TASK PROMPT: Down to the last line, write out the entries below exactly and omit all pictures.

SUPPLIED DATA:

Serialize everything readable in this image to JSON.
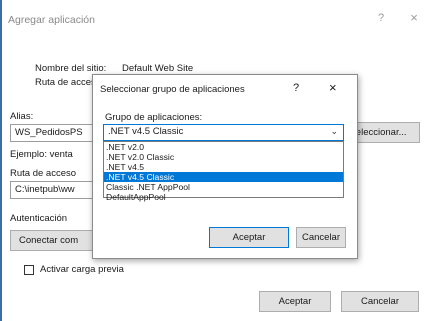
{
  "dialog": {
    "title": "Agregar aplicación",
    "help": "?",
    "close": "×",
    "site_name_label": "Nombre del sitio:",
    "site_name_value": "Default Web Site",
    "access_route_label": "Ruta de acces",
    "alias_label": "Alias:",
    "alias_value": "WS_PedidosPS",
    "select_button": "Seleccionar...",
    "example_label": "Ejemplo: venta",
    "physical_path_label": "Ruta de acceso",
    "physical_path_value": "C:\\inetpub\\ww",
    "auth_label": "Autenticación",
    "connect_button": "Conectar com",
    "preload_label": "Activar carga previa",
    "ok_button": "Aceptar",
    "cancel_button": "Cancelar"
  },
  "app_pool_dialog": {
    "title": "Seleccionar grupo de aplicaciones",
    "help": "?",
    "close": "×",
    "pool_label": "Grupo de aplicaciones:",
    "selected_value": ".NET v4.5 Classic",
    "chevron": "⌄",
    "options": [
      ".NET v2.0",
      ".NET v2.0 Classic",
      ".NET v4.5",
      ".NET v4.5 Classic",
      "Classic .NET AppPool",
      "DefaultAppPool"
    ],
    "selected_index": 3,
    "ok_button": "Aceptar",
    "cancel_button": "Cancelar"
  },
  "colors": {
    "accent": "#0078d7",
    "title_text": "#8a8a8a"
  }
}
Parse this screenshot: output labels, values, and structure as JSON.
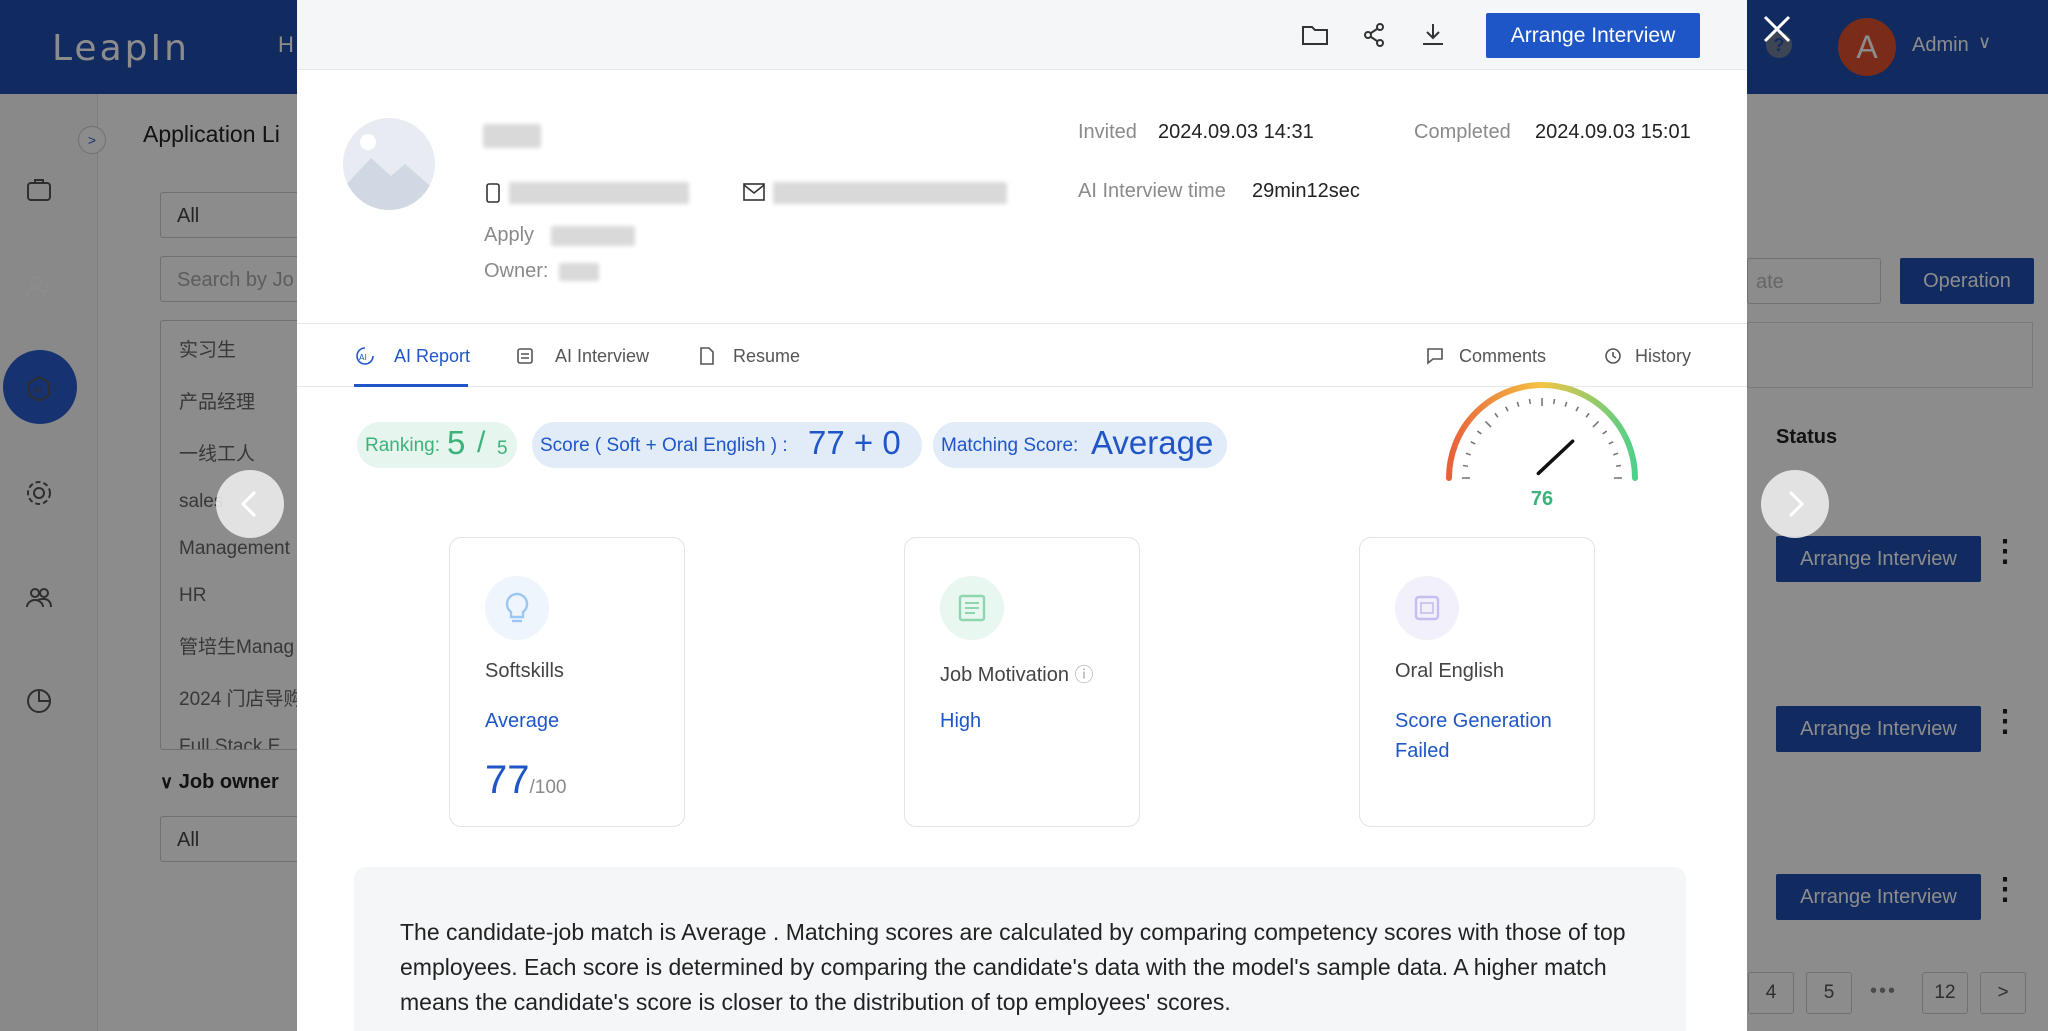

SOLUTION:
Serialize everything readable in this image to JSON.
{
  "dialog": {
    "title": "Agregar aplicación",
    "help": "?",
    "close": "×",
    "site_name_label": "Nombre del sitio:",
    "site_name_value": "Default Web Site",
    "access_route_label": "Ruta de acces",
    "alias_label": "Alias:",
    "alias_value": "WS_PedidosPS",
    "select_button": "Seleccionar...",
    "example_label": "Ejemplo: venta",
    "physical_path_label": "Ruta de acceso",
    "physical_path_value": "C:\\inetpub\\ww",
    "auth_label": "Autenticación",
    "connect_button": "Conectar com",
    "preload_label": "Activar carga previa",
    "ok_button": "Aceptar",
    "cancel_button": "Cancelar"
  },
  "app_pool_dialog": {
    "title": "Seleccionar grupo de aplicaciones",
    "help": "?",
    "close": "×",
    "pool_label": "Grupo de aplicaciones:",
    "selected_value": ".NET v4.5 Classic",
    "chevron": "⌄",
    "options": [
      ".NET v2.0",
      ".NET v2.0 Classic",
      ".NET v4.5",
      ".NET v4.5 Classic",
      "Classic .NET AppPool",
      "DefaultAppPool"
    ],
    "selected_index": 3,
    "ok_button": "Aceptar",
    "cancel_button": "Cancelar"
  },
  "colors": {
    "accent": "#0078d7",
    "title_text": "#8a8a8a"
  }
}
Parse this screenshot: output labels, values, and structure as JSON.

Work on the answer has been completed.